This is the last category on this list because this might be the last equipment in your warehouse that you would have to liquidate. These assets will help you until the end of your liquidation journey, until they are the only ones left to sell. The biggest decision is whether there is really much benefit or profit from selling your dock equipment versus keeping them for future use.
Before opting for a warehouse asset liquidation, it’s essential to assess the condition, usability, and overall value of the dock equipment. Consider factors such as technological advancements, changes in operational requirements, and the potential for upgrades. Up-to-date and well-maintained dock equipment can enhance efficiency, ensuring smooth operations and minimizing downtime.
However, there may be instances where liquidating the dock equipment aligns with your broader business strategy. If your warehouse is undergoing a significant transformation, downsizing, or shifting focus, selling the assets might be a financially prudent decision. Evaluate market demand, resale value, and the cost of replacement to make an informed choice that aligns with your long-term goals.
On the contrary, if your warehouse anticipates continued reliance on the existing dock equipment, retaining these assets could be a strategic move. Factor in the durability, adaptability, and compatibility of the equipment with your future operational needs. This decision should consider not only immediate financial gains but also the potential long-term savings and operational benefits.

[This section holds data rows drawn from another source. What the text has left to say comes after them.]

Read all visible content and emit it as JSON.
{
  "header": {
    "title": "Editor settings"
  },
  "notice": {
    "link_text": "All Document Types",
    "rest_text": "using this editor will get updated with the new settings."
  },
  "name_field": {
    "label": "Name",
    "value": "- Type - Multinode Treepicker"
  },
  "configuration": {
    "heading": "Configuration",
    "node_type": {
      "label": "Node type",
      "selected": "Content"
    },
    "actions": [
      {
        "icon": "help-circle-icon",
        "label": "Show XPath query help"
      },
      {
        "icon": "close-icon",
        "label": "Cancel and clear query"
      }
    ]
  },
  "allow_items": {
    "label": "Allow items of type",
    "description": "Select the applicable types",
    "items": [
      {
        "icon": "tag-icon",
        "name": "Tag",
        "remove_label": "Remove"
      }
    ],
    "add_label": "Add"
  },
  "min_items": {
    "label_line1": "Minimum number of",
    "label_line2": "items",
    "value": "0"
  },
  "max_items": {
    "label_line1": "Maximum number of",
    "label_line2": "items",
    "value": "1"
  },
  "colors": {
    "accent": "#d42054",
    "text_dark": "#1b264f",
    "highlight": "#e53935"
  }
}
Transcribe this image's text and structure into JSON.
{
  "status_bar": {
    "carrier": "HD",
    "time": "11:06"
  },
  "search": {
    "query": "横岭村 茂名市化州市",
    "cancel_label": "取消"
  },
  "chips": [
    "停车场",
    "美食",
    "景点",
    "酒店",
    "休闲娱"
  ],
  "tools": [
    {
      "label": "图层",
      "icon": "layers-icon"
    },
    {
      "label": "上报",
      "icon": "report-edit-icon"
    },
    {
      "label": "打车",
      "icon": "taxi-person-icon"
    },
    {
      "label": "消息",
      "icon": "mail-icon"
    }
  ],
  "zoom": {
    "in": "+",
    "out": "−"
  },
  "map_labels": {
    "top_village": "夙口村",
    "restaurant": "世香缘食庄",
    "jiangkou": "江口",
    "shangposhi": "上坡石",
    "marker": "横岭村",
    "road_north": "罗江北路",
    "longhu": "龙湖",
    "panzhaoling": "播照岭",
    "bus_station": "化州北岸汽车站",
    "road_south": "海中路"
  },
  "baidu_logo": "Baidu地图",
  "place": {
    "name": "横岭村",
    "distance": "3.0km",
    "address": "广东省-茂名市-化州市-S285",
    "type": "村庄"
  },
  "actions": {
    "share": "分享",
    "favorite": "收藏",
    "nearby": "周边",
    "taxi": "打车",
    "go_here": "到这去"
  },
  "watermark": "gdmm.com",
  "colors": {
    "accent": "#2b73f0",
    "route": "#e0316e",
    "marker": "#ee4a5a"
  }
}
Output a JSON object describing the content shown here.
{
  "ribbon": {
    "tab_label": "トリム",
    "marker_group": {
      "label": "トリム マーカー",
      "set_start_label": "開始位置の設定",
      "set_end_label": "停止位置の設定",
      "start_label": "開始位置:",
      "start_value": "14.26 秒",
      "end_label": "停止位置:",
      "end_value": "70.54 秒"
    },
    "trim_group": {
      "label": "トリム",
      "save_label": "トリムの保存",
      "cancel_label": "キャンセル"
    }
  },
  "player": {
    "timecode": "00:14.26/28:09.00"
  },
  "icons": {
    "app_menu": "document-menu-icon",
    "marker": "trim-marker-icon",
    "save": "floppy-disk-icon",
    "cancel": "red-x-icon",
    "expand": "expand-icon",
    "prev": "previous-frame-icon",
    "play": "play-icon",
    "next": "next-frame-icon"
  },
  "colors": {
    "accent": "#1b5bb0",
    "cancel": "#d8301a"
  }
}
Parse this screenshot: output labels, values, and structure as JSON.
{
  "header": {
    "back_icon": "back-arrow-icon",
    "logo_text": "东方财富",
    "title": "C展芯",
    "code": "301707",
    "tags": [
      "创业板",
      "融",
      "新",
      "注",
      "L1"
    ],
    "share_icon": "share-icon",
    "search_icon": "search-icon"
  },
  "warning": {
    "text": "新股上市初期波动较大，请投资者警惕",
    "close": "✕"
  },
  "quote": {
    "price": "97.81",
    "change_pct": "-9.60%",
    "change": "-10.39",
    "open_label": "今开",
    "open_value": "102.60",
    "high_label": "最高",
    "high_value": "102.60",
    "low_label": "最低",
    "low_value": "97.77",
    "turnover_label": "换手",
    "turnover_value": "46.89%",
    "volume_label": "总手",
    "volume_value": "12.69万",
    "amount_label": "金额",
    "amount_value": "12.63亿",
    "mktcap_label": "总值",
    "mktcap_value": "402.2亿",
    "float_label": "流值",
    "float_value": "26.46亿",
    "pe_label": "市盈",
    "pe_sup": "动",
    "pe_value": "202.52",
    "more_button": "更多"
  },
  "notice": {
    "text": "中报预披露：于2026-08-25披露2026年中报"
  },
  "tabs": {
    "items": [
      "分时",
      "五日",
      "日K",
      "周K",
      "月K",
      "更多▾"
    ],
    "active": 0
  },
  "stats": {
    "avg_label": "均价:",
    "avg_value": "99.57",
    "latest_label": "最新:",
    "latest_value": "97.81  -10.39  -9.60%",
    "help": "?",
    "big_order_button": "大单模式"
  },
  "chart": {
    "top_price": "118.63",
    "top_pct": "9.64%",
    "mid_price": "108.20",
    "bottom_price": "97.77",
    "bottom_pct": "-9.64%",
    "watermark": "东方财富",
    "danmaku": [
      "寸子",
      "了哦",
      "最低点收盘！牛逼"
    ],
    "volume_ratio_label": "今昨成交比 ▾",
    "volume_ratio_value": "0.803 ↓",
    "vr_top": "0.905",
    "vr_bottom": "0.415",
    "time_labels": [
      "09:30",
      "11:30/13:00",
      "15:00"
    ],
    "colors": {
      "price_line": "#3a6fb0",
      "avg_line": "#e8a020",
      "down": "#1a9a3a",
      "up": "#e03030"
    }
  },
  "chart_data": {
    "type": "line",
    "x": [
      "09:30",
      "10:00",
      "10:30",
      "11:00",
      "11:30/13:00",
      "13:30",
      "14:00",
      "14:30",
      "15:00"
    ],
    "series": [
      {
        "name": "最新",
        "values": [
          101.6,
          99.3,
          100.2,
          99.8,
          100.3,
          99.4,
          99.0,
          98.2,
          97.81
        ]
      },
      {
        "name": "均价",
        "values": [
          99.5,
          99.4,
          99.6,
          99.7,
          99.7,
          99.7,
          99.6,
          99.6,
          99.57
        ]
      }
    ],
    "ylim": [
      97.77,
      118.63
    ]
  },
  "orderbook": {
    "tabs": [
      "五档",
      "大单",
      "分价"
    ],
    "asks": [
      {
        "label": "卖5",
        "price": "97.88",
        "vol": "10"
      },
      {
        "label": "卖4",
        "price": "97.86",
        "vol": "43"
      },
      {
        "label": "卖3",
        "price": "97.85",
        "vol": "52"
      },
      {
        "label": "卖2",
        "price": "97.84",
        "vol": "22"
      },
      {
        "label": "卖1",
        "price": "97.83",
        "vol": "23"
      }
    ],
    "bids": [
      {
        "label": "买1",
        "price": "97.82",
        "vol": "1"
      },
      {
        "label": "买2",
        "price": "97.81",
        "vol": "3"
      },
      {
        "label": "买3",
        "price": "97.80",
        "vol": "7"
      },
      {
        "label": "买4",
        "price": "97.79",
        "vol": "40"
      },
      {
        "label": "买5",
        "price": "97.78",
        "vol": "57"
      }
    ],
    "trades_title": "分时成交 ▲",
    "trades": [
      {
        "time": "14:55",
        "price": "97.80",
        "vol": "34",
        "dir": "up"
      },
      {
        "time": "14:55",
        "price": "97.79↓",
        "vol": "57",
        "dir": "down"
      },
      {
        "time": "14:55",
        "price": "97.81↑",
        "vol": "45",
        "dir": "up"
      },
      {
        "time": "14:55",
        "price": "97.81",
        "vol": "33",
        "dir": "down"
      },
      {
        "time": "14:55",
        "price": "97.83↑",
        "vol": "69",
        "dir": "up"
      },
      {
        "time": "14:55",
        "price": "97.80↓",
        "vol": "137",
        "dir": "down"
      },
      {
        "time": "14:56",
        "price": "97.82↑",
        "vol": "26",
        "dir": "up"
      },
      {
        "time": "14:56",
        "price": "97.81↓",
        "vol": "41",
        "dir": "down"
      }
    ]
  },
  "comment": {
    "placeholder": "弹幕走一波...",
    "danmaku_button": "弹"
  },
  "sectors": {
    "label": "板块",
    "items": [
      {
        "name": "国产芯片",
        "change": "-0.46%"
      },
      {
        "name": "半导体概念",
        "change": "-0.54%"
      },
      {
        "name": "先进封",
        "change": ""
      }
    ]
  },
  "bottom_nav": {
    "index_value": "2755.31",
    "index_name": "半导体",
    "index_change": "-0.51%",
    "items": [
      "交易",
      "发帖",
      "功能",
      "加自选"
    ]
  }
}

Now that you know the pros and cons in liquidating each warehouse equipment category, you can now make an informed decision which ones to allot your time and resources and which ones require the most attention.
The conclusion of this process marks more than just the sale of equipment; it symbolizes a deliberate choice to reallocate resources, streamline operations, and align with changing industry demands.
Throughout the liquidation journey, each asset has undergone scrutiny, from pallet racks to conveyor systems, reflecting a commitment to fiscal responsibility and operational efficiency. The decision-making process involved assessing the value of retaining versus selling, considering market conditions, and envisioning the future needs of the warehouse.
In essence, warehouse asset liquidation is not merely the end of one chapter but the prologue to a more agile and forward-thinking operational paradigm. It reflects a commitment to resource optimization, embracing change, and positioning the business for sustained growth and success in the future.
If you’re new to the concept of liquidation and would like experts handle the job for you, Yankee Supply is here to help.
Yankee Supply is an industry leader in warehouse and material handling supply. We have over 40 years of experience. Learn more about us here.